Ok so you could argue that I need to get out more…but I was excited to notice yesterday that there is a new feature which has sneaked into the Dialogflow console. This is the concept of a Mega Agent. It’s the ability to set an agent type to mega agent so that you can combine multiple agents into one single agent.
So why is this so important? At The Bot Forge, some of our Dialogflow agents can have 1000’s of intents, particularly if they are providing an information service for a knowledge base. Unfortunately, the knowledge base functionality can be limiting as looked at in my post: Dialogflow Knowledge Connectors so it’s often necessary to create one intent per FAQ to get the required accuracy and control. This can quickly use up an agents 2000 intent limit.
We have recently had to look at creating our own version of a mega agent. This was to be used in a website chatbot implementation which would serve as a gatekeeper to initial enquiries so that we could hand over a conversation to a specific chatbot overseeing a specific knowledge domain. So not really ideal and involving more middleware complexity particularly as we were planning to handle some sort of context between all the agents.
There are some caveats, its still one GCP project and there is a maximum of 10 sub-agents per mega agent.
A Quick look at Mega Agents
It’s also important to remember this feature is in beta! You can read more about setting up the new Mega Agent here. At the time of writing the link on the add agent page is incorrect.
I took a really quick look at the new mega agent functionality.
Adding a mega agent
Adding a Mega Agent is pretty straightforward, when you add a new agent then you just select the switch:
Your mega agents are then listed in the agent list:
Adding a sub-agent
Once the agent is selected then a Sub Agent button is enabled:
After selecting the sub-agents button I had already created a test agent to use as my sub-agent so I connected it.
When choosing adding sub-agents you can select an environment or whether to include or exclude the knowledge Base.

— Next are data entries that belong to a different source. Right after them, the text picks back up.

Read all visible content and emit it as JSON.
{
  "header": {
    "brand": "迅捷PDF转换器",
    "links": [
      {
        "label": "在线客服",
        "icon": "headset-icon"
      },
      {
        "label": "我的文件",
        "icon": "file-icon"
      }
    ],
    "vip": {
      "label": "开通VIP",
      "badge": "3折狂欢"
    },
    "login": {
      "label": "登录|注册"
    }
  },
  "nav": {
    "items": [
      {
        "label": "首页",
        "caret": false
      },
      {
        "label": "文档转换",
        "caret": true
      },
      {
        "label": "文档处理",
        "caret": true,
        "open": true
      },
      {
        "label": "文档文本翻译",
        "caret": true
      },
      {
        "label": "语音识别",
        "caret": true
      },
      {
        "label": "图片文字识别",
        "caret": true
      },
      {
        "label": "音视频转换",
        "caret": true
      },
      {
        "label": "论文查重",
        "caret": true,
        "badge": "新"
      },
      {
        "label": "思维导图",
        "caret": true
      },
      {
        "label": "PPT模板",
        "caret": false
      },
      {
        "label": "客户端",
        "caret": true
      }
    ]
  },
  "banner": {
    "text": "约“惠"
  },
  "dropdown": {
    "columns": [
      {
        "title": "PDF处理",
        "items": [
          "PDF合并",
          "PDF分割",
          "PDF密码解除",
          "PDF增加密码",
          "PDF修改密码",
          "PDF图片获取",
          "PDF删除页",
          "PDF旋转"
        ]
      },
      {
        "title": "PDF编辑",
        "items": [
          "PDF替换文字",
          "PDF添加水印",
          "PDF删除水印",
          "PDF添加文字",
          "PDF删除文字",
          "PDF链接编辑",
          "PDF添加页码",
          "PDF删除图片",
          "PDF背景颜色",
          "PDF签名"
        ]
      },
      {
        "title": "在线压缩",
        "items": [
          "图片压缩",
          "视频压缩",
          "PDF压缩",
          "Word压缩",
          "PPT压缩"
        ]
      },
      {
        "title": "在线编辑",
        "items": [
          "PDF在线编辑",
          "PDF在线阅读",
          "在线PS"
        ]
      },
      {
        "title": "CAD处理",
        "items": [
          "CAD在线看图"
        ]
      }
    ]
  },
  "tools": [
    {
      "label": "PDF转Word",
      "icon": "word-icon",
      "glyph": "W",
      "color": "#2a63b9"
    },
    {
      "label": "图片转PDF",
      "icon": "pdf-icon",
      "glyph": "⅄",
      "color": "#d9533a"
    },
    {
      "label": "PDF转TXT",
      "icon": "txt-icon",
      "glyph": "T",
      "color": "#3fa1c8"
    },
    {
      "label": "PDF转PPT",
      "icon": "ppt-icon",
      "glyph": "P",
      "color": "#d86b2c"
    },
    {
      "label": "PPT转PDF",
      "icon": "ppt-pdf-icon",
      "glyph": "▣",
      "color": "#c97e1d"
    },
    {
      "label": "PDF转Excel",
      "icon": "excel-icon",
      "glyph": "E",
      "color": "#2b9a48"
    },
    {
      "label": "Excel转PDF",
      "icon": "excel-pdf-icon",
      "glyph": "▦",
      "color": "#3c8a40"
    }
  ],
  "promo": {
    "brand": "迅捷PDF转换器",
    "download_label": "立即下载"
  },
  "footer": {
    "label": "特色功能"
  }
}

There is also a handy link to the sub-agent:
My test agent was a simple default agent with one added intent:
Does_mega_agent_work with one training phrase “does mega agent work”
Testing it out
So far so good. Just to recap I have created a mega agent and another agent to act as my sub. So now for a test drive of my Mega Agent in the Dialogflow simulator
Unfortunately, I didn’t get the result I hoped for:
Basically, to interact with a mega agent in the Dialogflow simulator, the service account that is linked to your mega agent in the Dialogflow Console needs a role with detect intent access for all sub-agents. To achieve this I went to the IAM permissions page for the sub-agent and added the mega agent’s service account email address as a member of the project with a role of Dialogflow API Client.
Going back to the simulator and trying out does mega agent again resulted in the correct response from the sub-agent!
Where to go from here with mega agents.
For me, this is a major step for chatbots which have big numbers of intents > 2000. Or where different teams need to manage a particular knowledge area for one chatbot subject, use-case or topic area.
This post has really only taken a quick view of the new Dialogflow mega agent functionality. In a later post, I want to investigate leveraging contexts between agents and use a more complex example.
There are still some areas which need work though. The biggest one which springs to mind is that the training pages area of the console for a mega agent needs to be able to support the concept of sub-agents to assign sub intents. It’s still just a beta feature so hopefully, more to come!